The word Eugenics means "good genes." Eugenicists believe that principles of Darwin’s theory regarding “the survival of the fittest” can be used to support the elimination of weak and undesirable people from society. When Adolf Hitler applied Darwin’s theory of evolution and the principles of eugenics to the goals of the German state, the result was the murder of eleven million men, women and children. These lives were sacrificed in the name of eugenics. Eugenicists were seeking to improve the conditions of life for humanity by creating a “superior” race of people. The eugenics movement had a very dark side, which led to social control, loss of reproductive freedom, and the loss of life. Should we be concerned that modern genetic science might have a dark side as well? Will the fruit of genetic research be misused by ill-intentioned people to gain control over others as happened with eugenics in the past? Has modern genetics completely severed itself from its roots? Or, might it become the tool that will be used to try to control the lives of certain groups of people in America today, such as those who refuse vaccines?
In 1904, genetics pioneer Hugo de Vries quipped that "natural selection may explain the survival of the fittest, but it cannot explain the arrival of the fittest." In 2014, Andreas Wagner thinks it can. His new book, reviewed by Mark Pagel in Nature, is titled Arrival of the Fittest: Solving Evolution's Greatest Puzzle. What is that "greatest puzzle"? The ability to work miracles.
Eugenics is a scientific program first broached by Charles Darwin in the Descent of Man, named and pioneered by his cousin Francis Galton, and promulgated by Darwinists now for a century and a half. It is a clear corollary derived from the theory of natural selection. If man arose by a violent struggle for existence, man's kindness to the weak undermined natural selection and endangered the biological health of our race. The "scientific" solution to the crisis was the culling of the unfit, mostly through involuntary sterilization.

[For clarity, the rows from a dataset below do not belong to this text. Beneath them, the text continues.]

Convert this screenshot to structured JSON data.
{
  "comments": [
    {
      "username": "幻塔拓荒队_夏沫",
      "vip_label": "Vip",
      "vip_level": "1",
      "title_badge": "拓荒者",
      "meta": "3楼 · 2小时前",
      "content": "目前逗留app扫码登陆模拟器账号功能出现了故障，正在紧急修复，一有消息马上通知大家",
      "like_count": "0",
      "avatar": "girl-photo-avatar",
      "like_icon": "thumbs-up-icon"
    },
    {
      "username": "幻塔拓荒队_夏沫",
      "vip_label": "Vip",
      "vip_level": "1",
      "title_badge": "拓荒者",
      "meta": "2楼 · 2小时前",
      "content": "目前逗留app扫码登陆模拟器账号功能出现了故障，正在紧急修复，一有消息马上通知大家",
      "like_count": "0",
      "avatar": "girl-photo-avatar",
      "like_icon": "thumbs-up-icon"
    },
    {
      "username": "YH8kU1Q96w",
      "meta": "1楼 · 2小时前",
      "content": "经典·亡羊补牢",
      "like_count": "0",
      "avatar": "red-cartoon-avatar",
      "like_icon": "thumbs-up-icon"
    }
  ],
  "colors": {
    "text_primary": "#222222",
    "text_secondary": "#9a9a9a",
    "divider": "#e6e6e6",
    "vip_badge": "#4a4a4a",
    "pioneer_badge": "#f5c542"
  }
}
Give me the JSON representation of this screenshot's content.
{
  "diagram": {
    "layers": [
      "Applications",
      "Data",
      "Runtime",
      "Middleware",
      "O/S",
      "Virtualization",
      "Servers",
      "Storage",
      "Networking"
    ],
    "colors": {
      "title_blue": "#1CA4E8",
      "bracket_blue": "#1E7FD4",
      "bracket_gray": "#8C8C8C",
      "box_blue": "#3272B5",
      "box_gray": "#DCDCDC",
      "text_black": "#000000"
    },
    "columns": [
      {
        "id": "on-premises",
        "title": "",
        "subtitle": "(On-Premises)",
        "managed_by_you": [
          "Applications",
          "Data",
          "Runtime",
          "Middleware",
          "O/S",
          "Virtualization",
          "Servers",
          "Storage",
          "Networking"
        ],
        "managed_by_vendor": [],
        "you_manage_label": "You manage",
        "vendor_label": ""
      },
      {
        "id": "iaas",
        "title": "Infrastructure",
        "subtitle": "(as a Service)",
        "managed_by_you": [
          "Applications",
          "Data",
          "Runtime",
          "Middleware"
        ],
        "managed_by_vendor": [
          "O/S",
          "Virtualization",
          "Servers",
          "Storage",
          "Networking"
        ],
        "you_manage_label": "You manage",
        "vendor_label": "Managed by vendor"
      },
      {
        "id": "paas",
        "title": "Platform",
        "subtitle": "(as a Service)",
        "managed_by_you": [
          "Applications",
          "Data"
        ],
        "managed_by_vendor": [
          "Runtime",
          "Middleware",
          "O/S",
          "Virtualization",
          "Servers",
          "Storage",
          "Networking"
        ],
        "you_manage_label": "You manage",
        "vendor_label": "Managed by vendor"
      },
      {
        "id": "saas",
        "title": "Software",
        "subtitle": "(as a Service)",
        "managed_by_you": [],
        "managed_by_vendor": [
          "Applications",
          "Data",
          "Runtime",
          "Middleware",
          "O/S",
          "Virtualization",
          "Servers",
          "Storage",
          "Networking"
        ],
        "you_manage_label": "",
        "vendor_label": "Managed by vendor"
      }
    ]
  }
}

Charles Darwin knew that there was a significant event in the history of life that his theory did not explain. In what is known today as the “Cambrian explosion,” 530 million years ago many animals suddenly appeared in the fossil record without apparent ancestors in earlier layers of rock. In Darwin’s Doubt Stephen C. Meyer tells the story of the mystery surrounding this explosion of animal life—a mystery that has intensified, not only because the expected ancestors of these animals have not been found, but also because scientists have learned more about what it takes to construct an animal.
A strong case can be made that the cell has turned out to be a lot more complicated than Darwin or his contemporaries imagined. Not only did they vastly underestimate the complexity of the cell, but it's probably vastly more complex even than we imagine today.
by Bruce Chapman
Evolution News and Views
Yale Alumni Magazine has done the world a favor by exposing one of the skeletons in the closet of that and other universities: the eugenics movement.
The author, Richard Conniff, though himself a Darwinist, doesn’t pull punches. A century ago, he explains, well-meaning professors who contributed in positive ways to economics […]
by Casey Luskin
While we have been celebrating the 20th anniversary of Darwin on Trial, I was reminded of the impact that Phillip Johnson has had in shaping the debate over Darwinian evolution and intelligent design (ID). Johnson’s work showed that there are credible criticisms of Darwinian evolution that come from […]
by Michael Flannery
In the face of strong and convincing evidence linking Darwinism to the evolutionary ethic and “racial hygiene” of the Nazis (see Richard Weikart’s From Darwin to Hitler and Hitler’s Ethic; see also the Nazi propaganda film “Upfer der Vergangenheit” [“Victims of the Past”]), Darwinian ideologues have typically reacted with denials and indignation. […]
One of the most renowned biologists of the nineteenth century, Alfred Russel Wallace shares credit with Charles Darwin for developing the theory of evolution by natural selection. Yet one part of Wallace’s remarkable life and career has been completely ignored: His eventual embrace of intelligent design.
Darwin’s Heretic will be premiered […]
by Evolution News & Views
Darwin Day, February 12, is coming up tomorrow, and we want to do our part to mark the occasion. Much of what Charles Darwin said makes perfect sense to us and is worth celebrating.
Seriously. Take this famous quote, for instance, from Darwin’s Descent of Man (1871, p. 385):
False facts are highly […]